- Vapor – A product applied using specialized vapor generating units placed in enclosed space, controlled remotely.
How long does the virus survive on surfaces?
The survival times for the coronavirus that causes COVID-19 are still being studied. Initial findings from the U.S. National Institute of Health (NIH) indicate in a lab-based study, the following:
- Stainless Steel, Plastic: 2-3 days
- Cardboard: 24 hours
- Printing & tissue paper: 3 hours
- Wood: 2 days
To date, there’s no evidence of transmission of COVID-19 from surfaces. However, regardless of these findings, the CDC continues to recommend that effective cleaning and disinfection of high touch surfaces be done using approved products, following usage instructions on the label and training your staff appropriately. Additionally, use caution when applying these data to “real life” as the studies used high populations of the virus, did not evaluate whether the remaining viral particles were infectious, and they had to use aggressive techniques to remove it.
Can products be used to eliminate COVID-19 on soft or porous surfaces?
There are a limited number of products that can be used effectively to disinfect soft surfaces. Many virucidal disinfectants can cause damage to fabrics and other sensitive fabrics if used frequently. The CDC indicates for soft surfaces such as carpeted floor, rugs, and drapes, clean the surface using soap and water or with cleaners appropriate for use on these surfaces. Launder items (if possible) according to the manufacturer’s instructions. Use the warmest appropriate water setting and dry items completely.
What products can be used on food contact surfaces?
Always make sure you follow the steps on the label to ensure your work environment is ready to prepare food safely after disinfection. If a product is suitable for use against COVID-19 it may not be suitable for food contact surfaces without additional steps. The products on the market today for use against COVID-19 generally are disinfectants (or products used at high concentrations). If applied to an area where food will be prepared or eaten, a potable water rinse and an extra sanitizing step will be needed as disinfectants may leave chemical residue that could be harmful to humans if transferred to food and eaten.
Food contact sanitizers are made with approved ingredients that are evaluated by the Agency and are considered acceptable for this use. Regulators agree that under routine circumstances (i.e. not during a pandemic), continued use of standard cleaning and sanitizing products and protocols are acceptable. However, under high risk situations (e.g. worker displays symptoms or has been diagnosed with COVID-19), a disinfection step may be recommended. Because most sanitizers do not have virus kill claims, a multi-step process is likely needed to disinfect surfaces and keep customers safe from chemical residues.

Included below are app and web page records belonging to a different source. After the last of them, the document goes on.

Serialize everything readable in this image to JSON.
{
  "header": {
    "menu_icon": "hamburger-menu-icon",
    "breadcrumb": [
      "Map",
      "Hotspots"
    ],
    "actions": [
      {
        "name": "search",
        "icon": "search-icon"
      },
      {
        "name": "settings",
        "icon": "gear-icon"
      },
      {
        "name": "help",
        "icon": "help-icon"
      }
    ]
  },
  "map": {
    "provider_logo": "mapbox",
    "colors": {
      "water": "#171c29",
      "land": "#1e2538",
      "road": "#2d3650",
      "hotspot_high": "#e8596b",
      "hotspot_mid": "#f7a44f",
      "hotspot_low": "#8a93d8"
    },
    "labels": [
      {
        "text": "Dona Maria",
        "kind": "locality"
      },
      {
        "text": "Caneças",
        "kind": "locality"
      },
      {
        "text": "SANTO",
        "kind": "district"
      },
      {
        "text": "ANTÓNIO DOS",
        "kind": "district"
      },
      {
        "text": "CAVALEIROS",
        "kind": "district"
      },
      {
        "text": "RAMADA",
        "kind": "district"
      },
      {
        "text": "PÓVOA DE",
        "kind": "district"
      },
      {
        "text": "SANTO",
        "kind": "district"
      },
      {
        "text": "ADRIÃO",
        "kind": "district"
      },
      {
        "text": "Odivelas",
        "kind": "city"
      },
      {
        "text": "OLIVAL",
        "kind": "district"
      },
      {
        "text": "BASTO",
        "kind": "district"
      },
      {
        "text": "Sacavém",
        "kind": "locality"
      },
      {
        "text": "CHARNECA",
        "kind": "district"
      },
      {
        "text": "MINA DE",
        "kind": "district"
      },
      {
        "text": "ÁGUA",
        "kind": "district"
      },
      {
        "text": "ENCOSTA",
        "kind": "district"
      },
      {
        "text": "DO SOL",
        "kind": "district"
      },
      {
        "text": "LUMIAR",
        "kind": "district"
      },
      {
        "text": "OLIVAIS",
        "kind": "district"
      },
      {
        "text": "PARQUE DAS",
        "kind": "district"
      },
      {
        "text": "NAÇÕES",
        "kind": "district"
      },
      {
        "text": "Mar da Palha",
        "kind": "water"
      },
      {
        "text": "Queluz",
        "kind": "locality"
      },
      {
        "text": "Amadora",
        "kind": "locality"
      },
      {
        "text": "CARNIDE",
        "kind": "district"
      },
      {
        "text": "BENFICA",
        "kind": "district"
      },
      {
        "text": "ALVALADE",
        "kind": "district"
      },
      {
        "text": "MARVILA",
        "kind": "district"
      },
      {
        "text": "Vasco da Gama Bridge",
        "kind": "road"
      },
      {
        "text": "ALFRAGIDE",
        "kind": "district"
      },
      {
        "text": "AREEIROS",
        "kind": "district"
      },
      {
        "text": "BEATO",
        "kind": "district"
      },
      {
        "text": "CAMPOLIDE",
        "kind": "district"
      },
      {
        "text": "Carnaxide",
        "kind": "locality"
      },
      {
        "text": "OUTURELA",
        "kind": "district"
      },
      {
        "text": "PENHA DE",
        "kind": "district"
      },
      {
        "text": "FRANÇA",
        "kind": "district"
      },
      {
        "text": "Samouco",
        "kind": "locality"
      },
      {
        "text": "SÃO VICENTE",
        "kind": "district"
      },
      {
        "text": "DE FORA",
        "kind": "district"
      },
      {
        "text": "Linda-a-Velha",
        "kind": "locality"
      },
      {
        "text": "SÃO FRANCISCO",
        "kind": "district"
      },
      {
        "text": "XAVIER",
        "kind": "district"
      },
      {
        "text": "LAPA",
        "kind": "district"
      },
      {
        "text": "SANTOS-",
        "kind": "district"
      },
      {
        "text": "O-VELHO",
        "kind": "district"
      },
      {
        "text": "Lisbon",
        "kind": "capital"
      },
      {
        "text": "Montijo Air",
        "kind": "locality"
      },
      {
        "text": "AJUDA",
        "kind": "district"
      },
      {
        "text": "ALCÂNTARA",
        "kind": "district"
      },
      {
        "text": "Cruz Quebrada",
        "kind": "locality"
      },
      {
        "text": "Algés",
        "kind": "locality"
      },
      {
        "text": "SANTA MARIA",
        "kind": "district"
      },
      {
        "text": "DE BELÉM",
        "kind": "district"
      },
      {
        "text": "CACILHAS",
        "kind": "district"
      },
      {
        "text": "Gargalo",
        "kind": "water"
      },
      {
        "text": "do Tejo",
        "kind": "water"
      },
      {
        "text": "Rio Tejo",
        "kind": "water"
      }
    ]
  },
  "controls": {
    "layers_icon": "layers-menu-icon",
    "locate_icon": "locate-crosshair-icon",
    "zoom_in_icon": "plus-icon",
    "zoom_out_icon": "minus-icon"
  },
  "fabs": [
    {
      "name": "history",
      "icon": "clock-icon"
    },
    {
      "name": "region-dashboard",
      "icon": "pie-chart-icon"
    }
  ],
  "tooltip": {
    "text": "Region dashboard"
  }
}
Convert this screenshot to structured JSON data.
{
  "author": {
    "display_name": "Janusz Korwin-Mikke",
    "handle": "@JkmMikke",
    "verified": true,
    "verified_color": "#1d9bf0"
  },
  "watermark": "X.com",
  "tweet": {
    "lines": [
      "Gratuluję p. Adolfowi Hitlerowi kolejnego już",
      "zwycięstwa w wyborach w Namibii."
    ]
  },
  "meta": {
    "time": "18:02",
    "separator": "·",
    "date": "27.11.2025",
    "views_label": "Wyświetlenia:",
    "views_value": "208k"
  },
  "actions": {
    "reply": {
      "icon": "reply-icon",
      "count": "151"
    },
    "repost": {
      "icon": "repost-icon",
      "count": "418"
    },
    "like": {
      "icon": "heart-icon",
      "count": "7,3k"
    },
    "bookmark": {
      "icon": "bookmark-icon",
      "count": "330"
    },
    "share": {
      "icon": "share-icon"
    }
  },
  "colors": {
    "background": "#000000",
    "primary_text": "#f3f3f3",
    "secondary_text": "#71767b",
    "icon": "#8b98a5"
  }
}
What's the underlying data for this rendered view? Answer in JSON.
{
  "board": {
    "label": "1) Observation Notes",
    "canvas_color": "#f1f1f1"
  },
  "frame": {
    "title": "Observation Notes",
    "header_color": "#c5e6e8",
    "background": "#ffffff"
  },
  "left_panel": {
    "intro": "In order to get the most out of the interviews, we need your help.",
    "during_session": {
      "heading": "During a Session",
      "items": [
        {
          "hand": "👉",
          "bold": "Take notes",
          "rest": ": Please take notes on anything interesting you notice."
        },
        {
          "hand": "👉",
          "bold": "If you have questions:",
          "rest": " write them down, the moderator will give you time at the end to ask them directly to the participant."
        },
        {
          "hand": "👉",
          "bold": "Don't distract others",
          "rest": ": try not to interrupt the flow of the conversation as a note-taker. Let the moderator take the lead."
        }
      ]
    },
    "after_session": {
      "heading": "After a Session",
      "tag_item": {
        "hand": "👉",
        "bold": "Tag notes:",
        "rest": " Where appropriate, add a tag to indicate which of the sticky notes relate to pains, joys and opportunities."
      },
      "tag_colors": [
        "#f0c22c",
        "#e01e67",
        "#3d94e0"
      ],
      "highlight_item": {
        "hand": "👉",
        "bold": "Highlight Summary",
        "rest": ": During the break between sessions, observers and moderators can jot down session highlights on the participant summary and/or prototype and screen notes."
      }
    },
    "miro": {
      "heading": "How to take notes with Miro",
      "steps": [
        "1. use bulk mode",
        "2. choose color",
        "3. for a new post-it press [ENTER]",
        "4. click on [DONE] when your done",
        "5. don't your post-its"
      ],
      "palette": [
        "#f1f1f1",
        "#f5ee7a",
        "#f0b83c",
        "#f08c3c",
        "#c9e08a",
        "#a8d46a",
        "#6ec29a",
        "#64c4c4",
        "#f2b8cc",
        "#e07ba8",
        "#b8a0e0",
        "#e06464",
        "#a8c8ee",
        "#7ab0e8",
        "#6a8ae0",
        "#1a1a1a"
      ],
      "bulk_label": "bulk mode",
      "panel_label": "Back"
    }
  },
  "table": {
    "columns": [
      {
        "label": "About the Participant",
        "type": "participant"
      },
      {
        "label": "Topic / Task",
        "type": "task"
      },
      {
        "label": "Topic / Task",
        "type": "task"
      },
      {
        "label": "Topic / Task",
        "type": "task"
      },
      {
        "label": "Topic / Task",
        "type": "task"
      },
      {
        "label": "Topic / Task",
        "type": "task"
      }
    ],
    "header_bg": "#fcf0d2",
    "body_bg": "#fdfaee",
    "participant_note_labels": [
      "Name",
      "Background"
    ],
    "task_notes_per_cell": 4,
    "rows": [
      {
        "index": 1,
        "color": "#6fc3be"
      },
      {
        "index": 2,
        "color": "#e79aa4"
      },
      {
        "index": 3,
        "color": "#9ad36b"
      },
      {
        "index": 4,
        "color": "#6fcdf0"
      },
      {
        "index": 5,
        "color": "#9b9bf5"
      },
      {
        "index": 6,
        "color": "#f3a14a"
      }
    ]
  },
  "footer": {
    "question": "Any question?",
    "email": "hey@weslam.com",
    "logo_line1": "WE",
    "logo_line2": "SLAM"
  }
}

Does Ultraviolet Light (UV) work to kill the virus in my operations?
There is scientific evidence that demonstrates the effectiveness of UV-C Light against COVID-19. If a device meets EPA requirements and studies demonstrate effectiveness against SARS-CoV-2 it should be used as part of a broader program for use on specific surfaces because UV technology: (1) Only works where the light shines, thus shadows present an issue for efficacy; (2) Is regulated differently than chemical disinfectants; (3) May cause yellowing of certain plastics and bleaching/degradation of fabrics, depending on UV source and intensity.
Note that when using the current UV-C technology – 253.7 nanometers – rooms cannot be occupied while UV is operating.